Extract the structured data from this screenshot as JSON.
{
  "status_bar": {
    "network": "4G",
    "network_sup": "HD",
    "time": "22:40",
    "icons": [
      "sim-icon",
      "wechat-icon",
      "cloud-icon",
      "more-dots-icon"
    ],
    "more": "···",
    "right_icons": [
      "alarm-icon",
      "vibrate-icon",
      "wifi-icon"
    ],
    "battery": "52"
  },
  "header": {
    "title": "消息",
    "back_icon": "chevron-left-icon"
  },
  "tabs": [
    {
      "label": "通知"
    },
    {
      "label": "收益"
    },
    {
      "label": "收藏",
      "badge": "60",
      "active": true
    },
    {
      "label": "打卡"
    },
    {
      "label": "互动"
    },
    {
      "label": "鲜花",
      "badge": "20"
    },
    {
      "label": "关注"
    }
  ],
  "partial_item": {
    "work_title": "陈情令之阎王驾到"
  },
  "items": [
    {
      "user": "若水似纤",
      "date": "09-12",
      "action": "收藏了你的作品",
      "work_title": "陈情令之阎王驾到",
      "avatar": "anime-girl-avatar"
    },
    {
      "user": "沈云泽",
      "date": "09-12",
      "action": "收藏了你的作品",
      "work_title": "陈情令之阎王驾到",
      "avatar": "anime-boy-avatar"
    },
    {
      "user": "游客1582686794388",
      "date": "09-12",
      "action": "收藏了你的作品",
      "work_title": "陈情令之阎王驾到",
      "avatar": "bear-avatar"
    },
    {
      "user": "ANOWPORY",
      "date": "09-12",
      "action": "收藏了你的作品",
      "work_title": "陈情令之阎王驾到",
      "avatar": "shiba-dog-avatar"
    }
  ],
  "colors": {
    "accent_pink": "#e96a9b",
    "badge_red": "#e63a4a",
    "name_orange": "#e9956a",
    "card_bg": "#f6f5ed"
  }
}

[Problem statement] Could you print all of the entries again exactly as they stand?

[Written reply]
Extract the structured data from this screenshot as JSON.
{
  "status_bar": {
    "network": "4G",
    "network_sup": "HD",
    "time": "22:40",
    "icons": [
      "sim-icon",
      "wechat-icon",
      "cloud-icon",
      "more-dots-icon"
    ],
    "more": "···",
    "right_icons": [
      "alarm-icon",
      "vibrate-icon",
      "wifi-icon"
    ],
    "battery": "52"
  },
  "header": {
    "title": "消息",
    "back_icon": "chevron-left-icon"
  },
  "tabs": [
    {
      "label": "通知"
    },
    {
      "label": "收益"
    },
    {
      "label": "收藏",
      "badge": "60",
      "active": true
    },
    {
      "label": "打卡"
    },
    {
      "label": "互动"
    },
    {
      "label": "鲜花",
      "badge": "20"
    },
    {
      "label": "关注"
    }
  ],
  "partial_item": {
    "work_title": "陈情令之阎王驾到"
  },
  "items": [
    {
      "user": "若水似纤",
      "date": "09-12",
      "action": "收藏了你的作品",
      "work_title": "陈情令之阎王驾到",
      "avatar": "anime-girl-avatar"
    },
    {
      "user": "沈云泽",
      "date": "09-12",
      "action": "收藏了你的作品",
      "work_title": "陈情令之阎王驾到",
      "avatar": "anime-boy-avatar"
    },
    {
      "user": "游客1582686794388",
      "date": "09-12",
      "action": "收藏了你的作品",
      "work_title": "陈情令之阎王驾到",
      "avatar": "bear-avatar"
    },
    {
      "user": "ANOWPORY",
      "date": "09-12",
      "action": "收藏了你的作品",
      "work_title": "陈情令之阎王驾到",
      "avatar": "shiba-dog-avatar"
    }
  ],
  "colors": {
    "accent_pink": "#e96a9b",
    "badge_red": "#e63a4a",
    "name_orange": "#e9956a",
    "card_bg": "#f6f5ed"
  }
}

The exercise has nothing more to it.